But this new development was evidently too much. “It’s a bond that is gone,” says a Shriver source. “She did such a major job defending him from any rumor about him.”

Adds a source close to the Republican former governor: “He recognized this day would come and was trying to emotionally prepare for it. But you can’t prepare for something like this. He’s talking to his family. He apologized to each and every one of them. He’s being very forthcoming and hoping to earn their trust back. He understands this is entirely his responsibility. The rest of it is up to his friends and family as to how they want to respond.” Son Patrick, a junior in high school, responded to the breaking news, online with a tweet: “Some days you feel like sh–, some days you want to quit and just be normal for a bit, yet i love my family till death do us [part].”

How Shriver will respond remains to be fully seen, and the couple have yet to file for divorce. “She is a very religious person,” says a friend. “She will spend a lot of time on prayer and recovery.”

This new crisis comes at a time of huge upheaval for Shriver. “Everything she knows is moving out from under her,” says a friend. In the past two years, she lost both her parents, Sargent and Eunice Shriver, which, some say, unmoored her. “Her mother called her many times a day,” says another friend. “This was the link that kept everything going.”

Professionally too, Shriver appears to some to be cast adrift, though close friends say she is merely strategizing about her next step. Born to a political family, she had campaigned with her father, brother, her uncle Ted Kennedy and later her husband. But she knew since her teen years that she wanted to be a journalist. Having given up her job as a contributing anchor for Dateline NBC when she became California’s first lady, she now has neither.

Political wife was a role this Kennedy Democrat went into “kicking and screaming,” says a friend. In a 2008 TIME interview, she recalled the day she laid eyes on the first lady’s office, with its sign reading “Very Special Projects of the Governor,” and being told, “You can pick out the Christmas ornament,” to which she replied, “You gotta be kidding!”

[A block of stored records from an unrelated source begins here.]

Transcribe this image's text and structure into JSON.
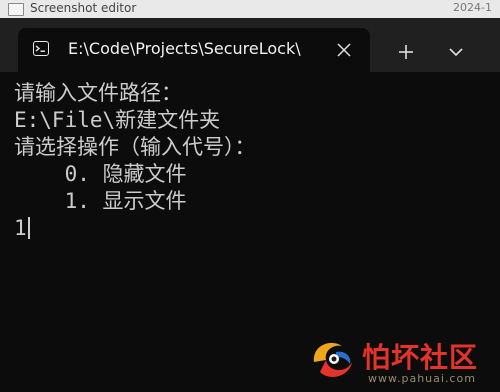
{
  "behind_window": {
    "title": "Screenshot editor",
    "right_text": "2024-1"
  },
  "tab": {
    "title": "E:\\Code\\Projects\\SecureLock\\"
  },
  "terminal": {
    "lines": [
      "请输入文件路径：",
      "E:\\File\\新建文件夹",
      "请选择操作（输入代号）：",
      "    0. 隐藏文件",
      "    1. 显示文件",
      "1"
    ]
  },
  "watermark": {
    "name": "怕坏社区",
    "url": "www.pahuai.com"
  },
  "colors": {
    "terminal_bg": "#0c0c0c",
    "tabstrip_bg": "#202020",
    "text": "#cccccc",
    "watermark_red": "#e4332b"
  }
}
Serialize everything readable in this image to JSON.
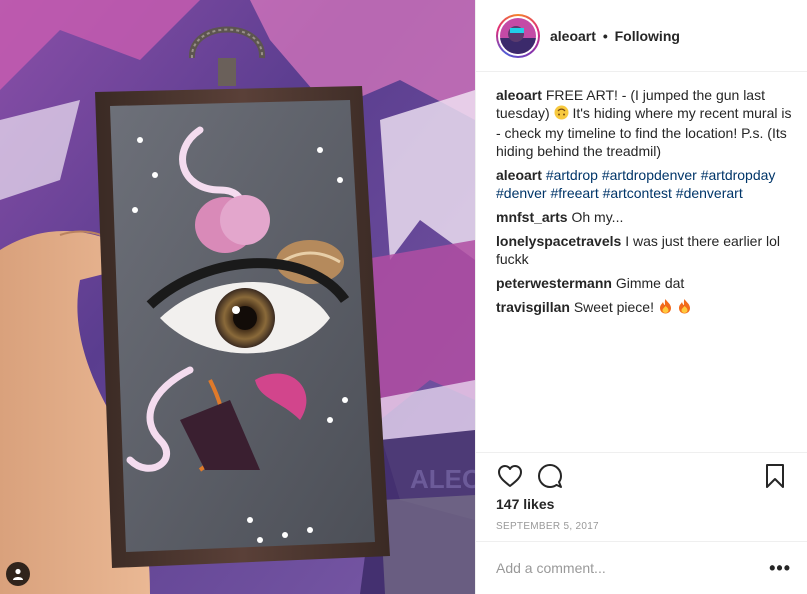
{
  "header": {
    "username": "aleoart",
    "separator": "•",
    "follow_status": "Following"
  },
  "photo": {
    "description_icon": "user-tag-icon",
    "background_colors": [
      "#7b4f9e",
      "#c25aa6",
      "#3b2a6b",
      "#e6d9f0"
    ]
  },
  "caption": {
    "username": "aleoart",
    "text_before_emoji": "FREE ART! - (I jumped the gun last tuesday)",
    "text_after_emoji": "It's hiding where my recent mural is - check my timeline to find the location! P.s. (Its hiding behind the treadmil)"
  },
  "hashtags_comment": {
    "username": "aleoart",
    "tags": [
      "#artdrop",
      "#artdropdenver",
      "#artdropday",
      "#denver",
      "#freeart",
      "#artcontest",
      "#denverart"
    ]
  },
  "comments": [
    {
      "username": "mnfst_arts",
      "text": "Oh my..."
    },
    {
      "username": "lonelyspacetravels",
      "text": "I was just there earlier lol fuckk"
    },
    {
      "username": "peterwestermann",
      "text": "Gimme dat"
    },
    {
      "username": "travisgillan",
      "text": "Sweet piece!"
    }
  ],
  "likes": "147 likes",
  "date": "SEPTEMBER 5, 2017",
  "add_comment": {
    "placeholder": "Add a comment...",
    "more": "•••"
  },
  "icons": {
    "like": "heart-icon",
    "comment": "comment-icon",
    "save": "bookmark-icon"
  },
  "colors": {
    "hashtag": "#003569",
    "muted": "#999999",
    "border": "#efefef"
  }
}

But she remade the role as a platform to promote women’s issues and gather support for people who have loved ones with Alzheimer’s, which her father had. She organized the Women’s Conference seven times, making it a power event that drew speakers from Michelle Obama to the Dalai Lama.

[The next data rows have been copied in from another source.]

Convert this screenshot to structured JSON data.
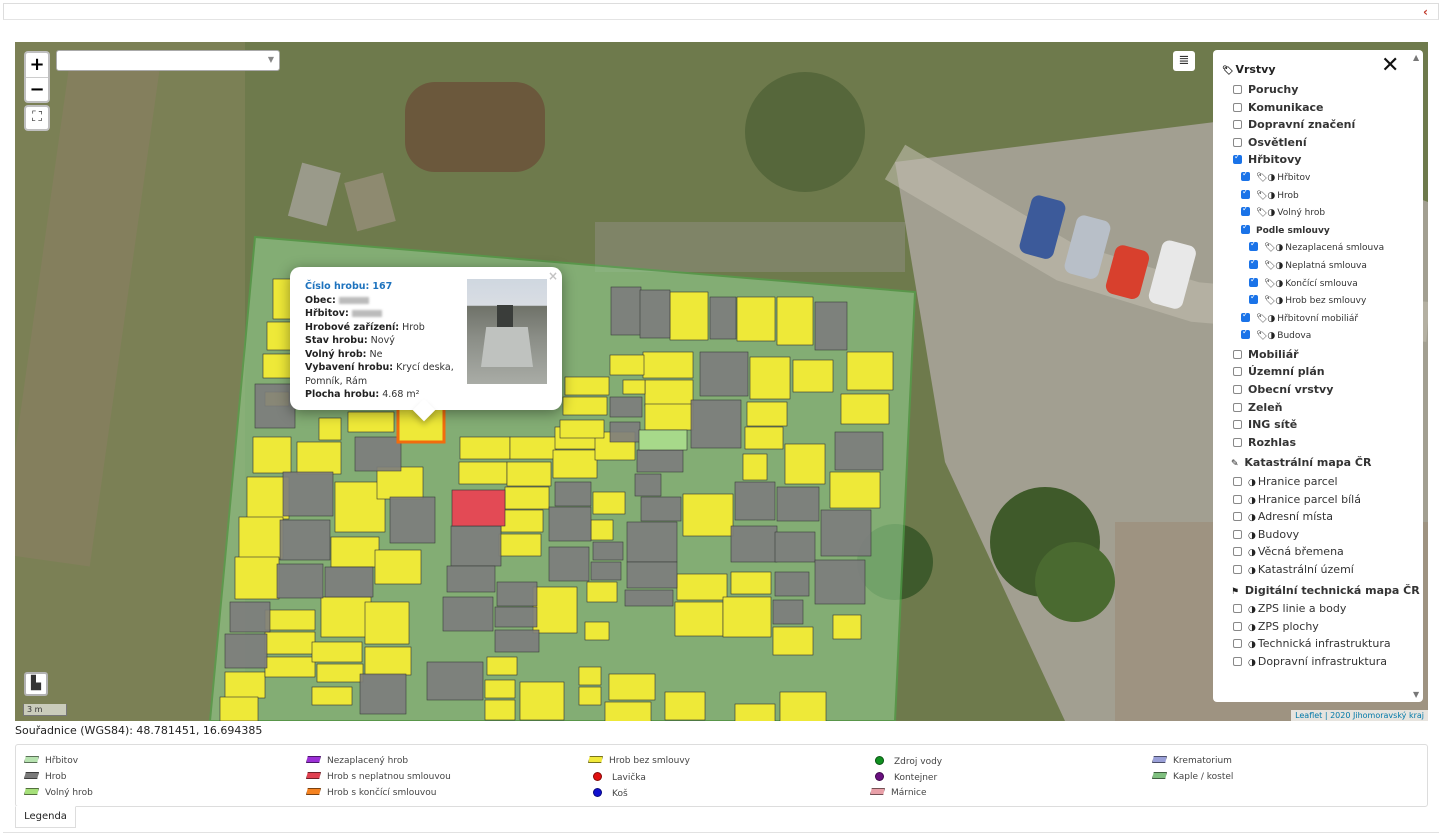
{
  "map": {
    "zoom_in": "+",
    "zoom_out": "−",
    "fullscreen_icon": "⛶",
    "layers_icon": "≣",
    "search_value": "",
    "scale": "3 m",
    "attribution_link": "Leaflet",
    "attribution_text": " | 2020 Jihomoravský kraj"
  },
  "popup": {
    "close": "×",
    "fields": [
      {
        "label": "Číslo hrobu:",
        "value": "167"
      },
      {
        "label": "Obec:",
        "value": "",
        "redacted": true
      },
      {
        "label": "Hřbitov:",
        "value": "",
        "redacted": true
      },
      {
        "label": "Hrobové zařízení:",
        "value": "Hrob"
      },
      {
        "label": "Stav hrobu:",
        "value": "Nový"
      },
      {
        "label": "Volný hrob:",
        "value": "Ne"
      },
      {
        "label": "Vybavení hrobu:",
        "value": "Krycí deska,"
      },
      {
        "label": "",
        "value": "Pomník, Rám"
      },
      {
        "label": "Plocha hrobu:",
        "value": "4.68 m²"
      }
    ]
  },
  "panel": {
    "title": "Vrstvy",
    "close": "✕",
    "layers": [
      {
        "label": "Poruchy",
        "checked": false
      },
      {
        "label": "Komunikace",
        "checked": false
      },
      {
        "label": "Dopravní značení",
        "checked": false
      },
      {
        "label": "Osvětlení",
        "checked": false
      },
      {
        "label": "Hřbitovy",
        "checked": true
      }
    ],
    "cemetery_sublayers": [
      {
        "label": "Hřbitov",
        "checked": true
      },
      {
        "label": "Hrob",
        "checked": true
      },
      {
        "label": "Volný hrob",
        "checked": true
      }
    ],
    "contract_group": {
      "label": "Podle smlouvy",
      "checked": true
    },
    "contract_sublayers": [
      {
        "label": "Nezaplacená smlouva",
        "checked": true
      },
      {
        "label": "Neplatná smlouva",
        "checked": true
      },
      {
        "label": "Končící smlouva",
        "checked": true
      },
      {
        "label": "Hrob bez smlouvy",
        "checked": true
      }
    ],
    "cemetery_sublayers_2": [
      {
        "label": "Hřbitovní mobiliář",
        "checked": true
      },
      {
        "label": "Budova",
        "checked": true
      }
    ],
    "layers_2": [
      {
        "label": "Mobiliář",
        "checked": false
      },
      {
        "label": "Územní plán",
        "checked": false
      },
      {
        "label": "Obecní vrstvy",
        "checked": false
      },
      {
        "label": "Zeleň",
        "checked": false
      },
      {
        "label": "ING sítě",
        "checked": false
      },
      {
        "label": "Rozhlas",
        "checked": false
      }
    ],
    "cadastre_title": "Katastrální mapa ČR",
    "cadastre_layers": [
      {
        "label": "Hranice parcel"
      },
      {
        "label": "Hranice parcel bílá"
      },
      {
        "label": "Adresní místa"
      },
      {
        "label": "Budovy"
      },
      {
        "label": "Věcná břemena"
      },
      {
        "label": "Katastrální území"
      }
    ],
    "dtm_title": "Digitální technická mapa ČR",
    "dtm_layers": [
      {
        "label": "ZPS linie a body"
      },
      {
        "label": "ZPS plochy"
      },
      {
        "label": "Technická infrastruktura"
      },
      {
        "label": "Dopravní infrastruktura"
      }
    ]
  },
  "coordinates": "Souřadnice (WGS84): 48.781451, 16.694385",
  "legend": {
    "tab_label": "Legenda",
    "items": [
      {
        "label": "Hřbitov",
        "kind": "swatch",
        "color": "#b7e3b0"
      },
      {
        "label": "Hrob",
        "kind": "swatch",
        "color": "#7a7a7a"
      },
      {
        "label": "Volný hrob",
        "kind": "swatch",
        "color": "#a6e07a"
      },
      {
        "label": "Nezaplacený hrob",
        "kind": "swatch",
        "color": "#9b2fd6"
      },
      {
        "label": "Hrob s neplatnou smlouvou",
        "kind": "swatch",
        "color": "#e04050"
      },
      {
        "label": "Hrob s končící smlouvou",
        "kind": "swatch",
        "color": "#f58220"
      },
      {
        "label": "Hrob bez smlouvy",
        "kind": "swatch",
        "color": "#f1e93a"
      },
      {
        "label": "Lavička",
        "kind": "dot",
        "color": "#e01010"
      },
      {
        "label": "Koš",
        "kind": "dot",
        "color": "#1010d0"
      },
      {
        "label": "Zdroj vody",
        "kind": "dot",
        "color": "#109020"
      },
      {
        "label": "Kontejner",
        "kind": "dot",
        "color": "#6a1080"
      },
      {
        "label": "Márnice",
        "kind": "swatch",
        "color": "#e8a0a8"
      },
      {
        "label": "Krematorium",
        "kind": "swatch",
        "color": "#9aa0d8"
      },
      {
        "label": "Kaple / kostel",
        "kind": "swatch",
        "color": "#7fbf7f"
      }
    ]
  },
  "colors": {
    "grave_yellow": "#eee938",
    "grave_gray": "#808080",
    "grave_red": "#e34a55",
    "grave_green": "#a7d98a",
    "selected_orange": "#f26c0d",
    "cemetery_fill": "#8fc98a"
  }
}
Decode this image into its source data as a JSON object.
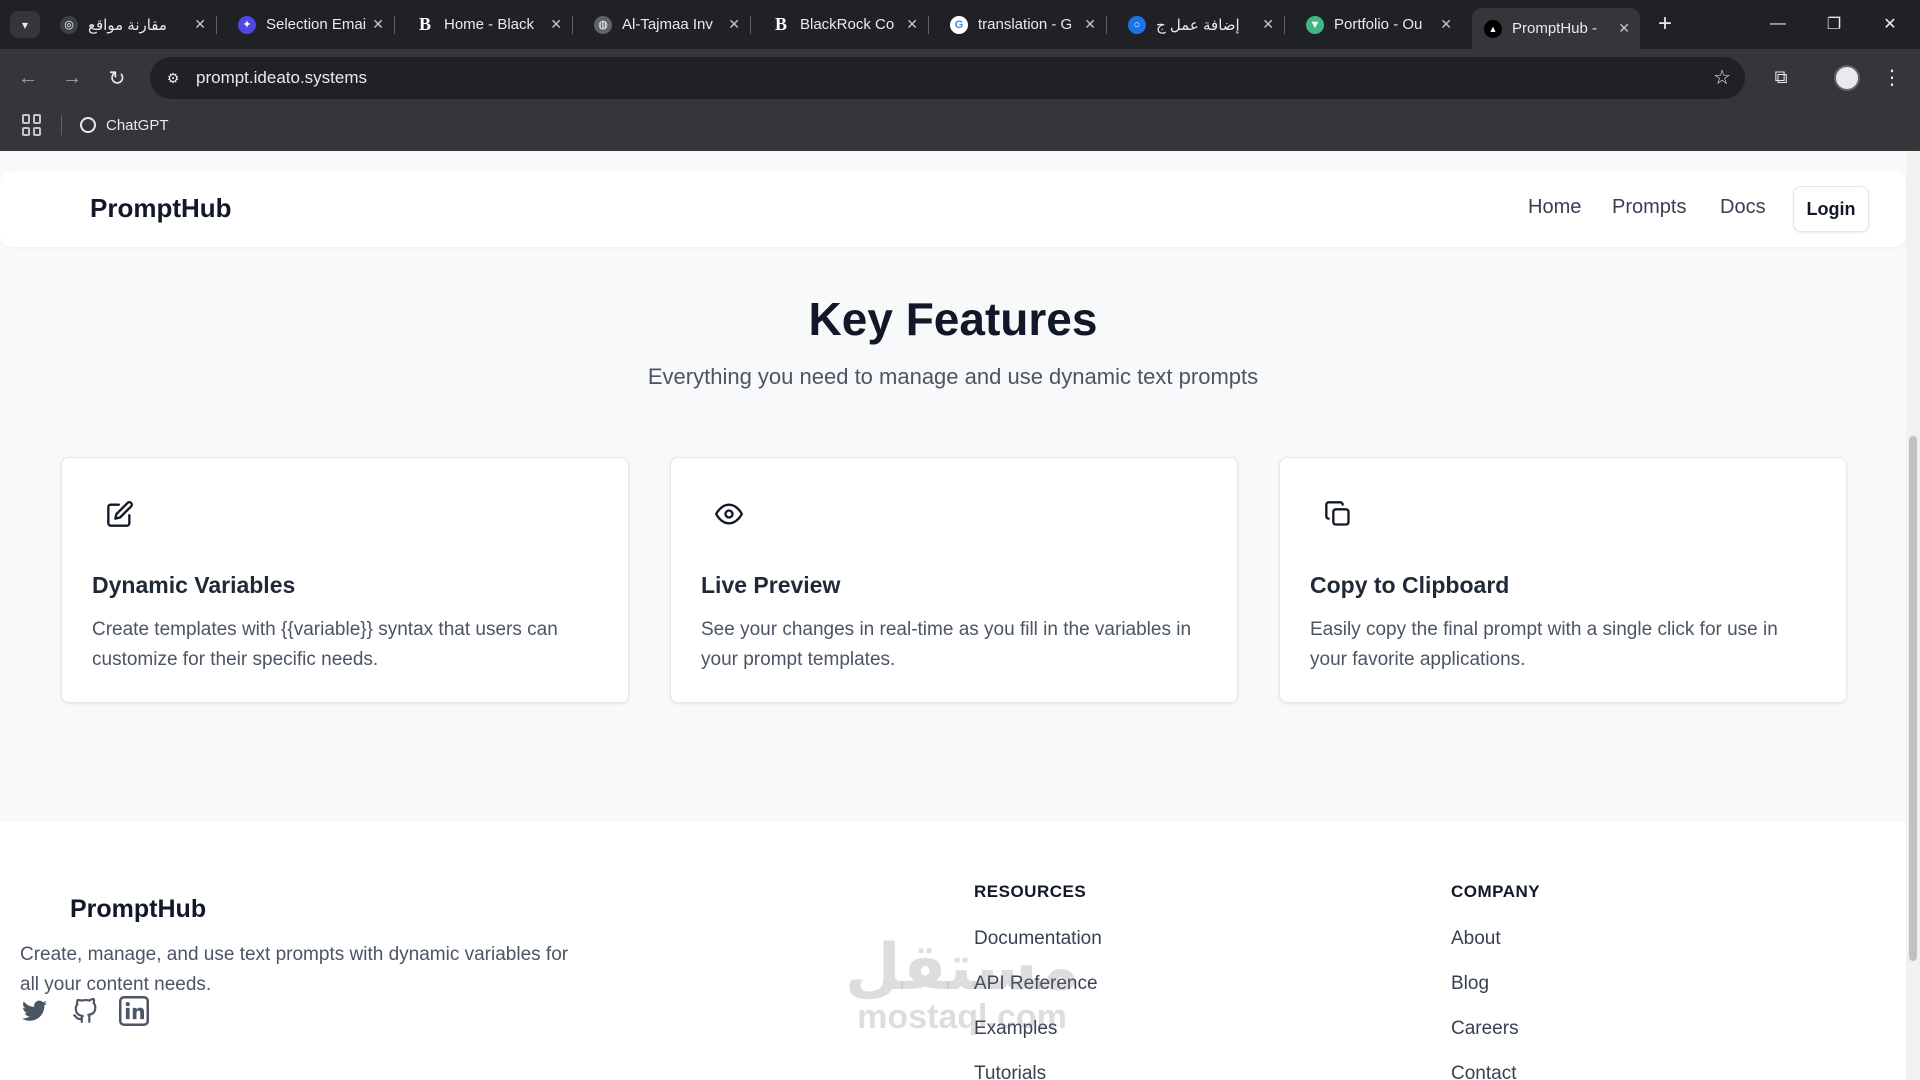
{
  "browser": {
    "tabs": [
      {
        "label": "مقارنة مواقع",
        "favicon": "chatgpt-icon",
        "fav_color": "#3c4043",
        "active": false
      },
      {
        "label": "Selection Email",
        "favicon": "app-icon",
        "fav_color": "#4f46e5",
        "active": false
      },
      {
        "label": "Home - Black",
        "favicon": "b-letter-icon",
        "fav_color": "#202124",
        "active": false
      },
      {
        "label": "Al-Tajmaa Inv",
        "favicon": "globe-icon",
        "fav_color": "#5f6368",
        "active": false
      },
      {
        "label": "BlackRock Co",
        "favicon": "b-letter-icon",
        "fav_color": "#202124",
        "active": false
      },
      {
        "label": "translation - G",
        "favicon": "google-icon",
        "fav_color": "#ffffff",
        "active": false
      },
      {
        "label": "إضافة عمل ج",
        "favicon": "circle-icon",
        "fav_color": "#1a73e8",
        "active": false
      },
      {
        "label": "Portfolio - Ou",
        "favicon": "vue-icon",
        "fav_color": "#41b883",
        "active": false
      },
      {
        "label": "PromptHub -",
        "favicon": "triangle-icon",
        "fav_color": "#000000",
        "active": true
      }
    ],
    "url": "prompt.ideato.systems",
    "bookmarks": [
      {
        "label": "ChatGPT",
        "icon": "chatgpt-icon"
      }
    ]
  },
  "header": {
    "brand": "PromptHub",
    "nav": [
      "Home",
      "Prompts",
      "Docs"
    ],
    "login_label": "Login"
  },
  "features": {
    "title": "Key Features",
    "subtitle": "Everything you need to manage and use dynamic text prompts",
    "cards": [
      {
        "icon": "edit-icon",
        "title": "Dynamic Variables",
        "description": "Create templates with {{variable}} syntax that users can customize for their specific needs."
      },
      {
        "icon": "eye-icon",
        "title": "Live Preview",
        "description": "See your changes in real-time as you fill in the variables in your prompt templates."
      },
      {
        "icon": "copy-icon",
        "title": "Copy to Clipboard",
        "description": "Easily copy the final prompt with a single click for use in your favorite applications."
      }
    ]
  },
  "footer": {
    "brand": "PromptHub",
    "description": "Create, manage, and use text prompts with dynamic variables for all your content needs.",
    "social": [
      "twitter-icon",
      "github-icon",
      "linkedin-icon"
    ],
    "resources": {
      "heading": "RESOURCES",
      "links": [
        "Documentation",
        "API Reference",
        "Examples",
        "Tutorials"
      ]
    },
    "company": {
      "heading": "COMPANY",
      "links": [
        "About",
        "Blog",
        "Careers",
        "Contact"
      ]
    }
  },
  "watermark": {
    "arabic": "مستقل",
    "latin": "mostaql.com"
  },
  "colors": {
    "text_dark": "#111827",
    "text_muted": "#4b5563",
    "page_bg": "#f8f9fa",
    "chrome_bg": "#35363a"
  }
}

Meanwhile Arnold “is doing the best he can,” says a source close to the actor. Future political offices or appointments appear out of the question now, so he is focusing on rebuilding his brand in Hollywood, which includes playing a horse trainer in the drama Cry Macho, and is developing a “Governator” comic book and TV series and may reprise his Terminator role. Despite the admitted infidelity, the couple will continue to support each other, and there will be no fighting over custody. “This is a sad time for her, but Maria will come out okay,” says a longtime pal. “She is a strong, resilient person.”